■ Task
The expected output is each line in the data below that includes the string "title".

■ Records for processing
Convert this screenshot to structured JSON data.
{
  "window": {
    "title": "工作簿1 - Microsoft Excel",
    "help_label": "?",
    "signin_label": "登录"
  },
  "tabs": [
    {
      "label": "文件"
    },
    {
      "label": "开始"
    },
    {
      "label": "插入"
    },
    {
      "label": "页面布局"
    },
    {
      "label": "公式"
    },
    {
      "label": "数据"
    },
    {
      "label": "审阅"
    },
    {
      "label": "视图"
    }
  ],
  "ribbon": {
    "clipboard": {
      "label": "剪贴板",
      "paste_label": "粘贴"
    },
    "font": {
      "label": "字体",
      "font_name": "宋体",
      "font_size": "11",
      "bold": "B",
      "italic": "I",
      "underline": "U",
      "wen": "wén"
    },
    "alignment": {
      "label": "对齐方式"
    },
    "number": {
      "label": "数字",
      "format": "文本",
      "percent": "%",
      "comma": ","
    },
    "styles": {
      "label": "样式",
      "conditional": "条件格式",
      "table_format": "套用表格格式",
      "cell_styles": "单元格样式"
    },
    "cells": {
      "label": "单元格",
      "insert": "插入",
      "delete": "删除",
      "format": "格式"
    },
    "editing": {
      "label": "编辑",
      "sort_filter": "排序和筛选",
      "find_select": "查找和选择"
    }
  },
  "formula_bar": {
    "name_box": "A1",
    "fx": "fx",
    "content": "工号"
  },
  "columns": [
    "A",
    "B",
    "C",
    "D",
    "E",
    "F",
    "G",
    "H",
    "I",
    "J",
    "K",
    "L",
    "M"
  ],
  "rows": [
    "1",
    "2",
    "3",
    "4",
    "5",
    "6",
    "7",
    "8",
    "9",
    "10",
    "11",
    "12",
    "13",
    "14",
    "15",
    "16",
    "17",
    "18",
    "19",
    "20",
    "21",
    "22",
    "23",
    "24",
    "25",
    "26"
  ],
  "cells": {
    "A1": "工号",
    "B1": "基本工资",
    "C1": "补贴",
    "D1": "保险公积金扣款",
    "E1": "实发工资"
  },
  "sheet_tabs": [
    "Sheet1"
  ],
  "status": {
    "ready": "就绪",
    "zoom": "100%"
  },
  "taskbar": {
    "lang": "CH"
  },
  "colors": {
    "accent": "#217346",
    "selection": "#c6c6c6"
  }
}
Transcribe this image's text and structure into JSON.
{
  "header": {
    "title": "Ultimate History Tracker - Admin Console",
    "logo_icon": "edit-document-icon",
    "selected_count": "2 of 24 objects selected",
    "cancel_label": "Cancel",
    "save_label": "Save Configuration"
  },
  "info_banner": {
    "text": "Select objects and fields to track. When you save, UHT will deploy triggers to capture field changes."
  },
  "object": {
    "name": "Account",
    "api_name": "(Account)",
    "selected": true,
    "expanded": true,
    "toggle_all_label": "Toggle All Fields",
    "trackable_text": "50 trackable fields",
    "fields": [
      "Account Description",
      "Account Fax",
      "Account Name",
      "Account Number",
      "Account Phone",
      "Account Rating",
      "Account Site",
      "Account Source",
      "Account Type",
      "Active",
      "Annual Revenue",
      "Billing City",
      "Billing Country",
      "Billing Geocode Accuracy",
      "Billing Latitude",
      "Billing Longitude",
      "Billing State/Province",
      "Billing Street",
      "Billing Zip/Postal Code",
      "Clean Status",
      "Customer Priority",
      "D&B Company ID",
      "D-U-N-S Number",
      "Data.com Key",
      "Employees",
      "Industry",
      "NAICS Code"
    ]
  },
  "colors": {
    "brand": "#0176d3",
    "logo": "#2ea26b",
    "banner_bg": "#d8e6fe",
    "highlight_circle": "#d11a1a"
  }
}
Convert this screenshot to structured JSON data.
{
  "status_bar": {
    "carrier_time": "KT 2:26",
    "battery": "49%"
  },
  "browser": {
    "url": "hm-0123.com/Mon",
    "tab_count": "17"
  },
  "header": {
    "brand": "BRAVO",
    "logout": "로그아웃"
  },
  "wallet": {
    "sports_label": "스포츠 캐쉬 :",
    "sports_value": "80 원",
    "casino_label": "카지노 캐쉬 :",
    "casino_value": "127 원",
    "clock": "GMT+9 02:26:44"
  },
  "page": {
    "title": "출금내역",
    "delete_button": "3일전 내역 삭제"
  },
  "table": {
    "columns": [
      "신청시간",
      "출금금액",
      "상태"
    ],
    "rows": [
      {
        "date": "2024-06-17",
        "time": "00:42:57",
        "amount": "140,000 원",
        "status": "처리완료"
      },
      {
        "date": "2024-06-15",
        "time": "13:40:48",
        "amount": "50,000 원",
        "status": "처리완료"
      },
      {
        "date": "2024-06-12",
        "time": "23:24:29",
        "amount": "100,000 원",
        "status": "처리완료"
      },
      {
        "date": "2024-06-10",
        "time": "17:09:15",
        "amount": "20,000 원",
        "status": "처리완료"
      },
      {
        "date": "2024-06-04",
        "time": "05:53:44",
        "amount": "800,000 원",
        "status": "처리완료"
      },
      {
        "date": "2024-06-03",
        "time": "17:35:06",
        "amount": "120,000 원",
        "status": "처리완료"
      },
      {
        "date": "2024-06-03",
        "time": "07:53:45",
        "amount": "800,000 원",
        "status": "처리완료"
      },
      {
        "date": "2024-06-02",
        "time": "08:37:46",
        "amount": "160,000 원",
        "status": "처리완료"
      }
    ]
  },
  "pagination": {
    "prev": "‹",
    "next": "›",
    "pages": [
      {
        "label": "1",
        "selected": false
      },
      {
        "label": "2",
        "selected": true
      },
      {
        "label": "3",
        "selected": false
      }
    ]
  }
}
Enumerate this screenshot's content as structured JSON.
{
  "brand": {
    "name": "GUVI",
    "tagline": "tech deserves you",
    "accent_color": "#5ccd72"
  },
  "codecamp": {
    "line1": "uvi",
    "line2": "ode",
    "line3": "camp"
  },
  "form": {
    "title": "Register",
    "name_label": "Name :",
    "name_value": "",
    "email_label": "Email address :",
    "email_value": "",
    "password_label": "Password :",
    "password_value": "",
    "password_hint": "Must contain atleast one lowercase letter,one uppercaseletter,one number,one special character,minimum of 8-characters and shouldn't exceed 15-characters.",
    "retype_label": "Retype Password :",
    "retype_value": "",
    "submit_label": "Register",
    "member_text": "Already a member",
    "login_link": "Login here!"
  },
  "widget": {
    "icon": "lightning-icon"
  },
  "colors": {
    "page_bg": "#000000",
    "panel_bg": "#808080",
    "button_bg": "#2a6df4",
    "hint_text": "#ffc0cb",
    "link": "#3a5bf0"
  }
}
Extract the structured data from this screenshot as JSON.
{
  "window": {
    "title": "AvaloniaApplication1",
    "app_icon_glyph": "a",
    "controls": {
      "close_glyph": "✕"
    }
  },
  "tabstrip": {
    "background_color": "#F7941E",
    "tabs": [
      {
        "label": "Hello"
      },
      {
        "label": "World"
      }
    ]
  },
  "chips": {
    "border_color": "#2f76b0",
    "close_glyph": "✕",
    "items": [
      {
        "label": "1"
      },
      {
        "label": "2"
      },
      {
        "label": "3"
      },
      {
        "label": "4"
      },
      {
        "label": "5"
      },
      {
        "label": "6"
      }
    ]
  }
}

■ Output of the exercise
    "title": "工作簿1 - Microsoft Excel",
    "title": "Ultimate History Tracker - Admin Console",
    "title": "출금내역",
    "title": "Register",
    "title": "AvaloniaApplication1",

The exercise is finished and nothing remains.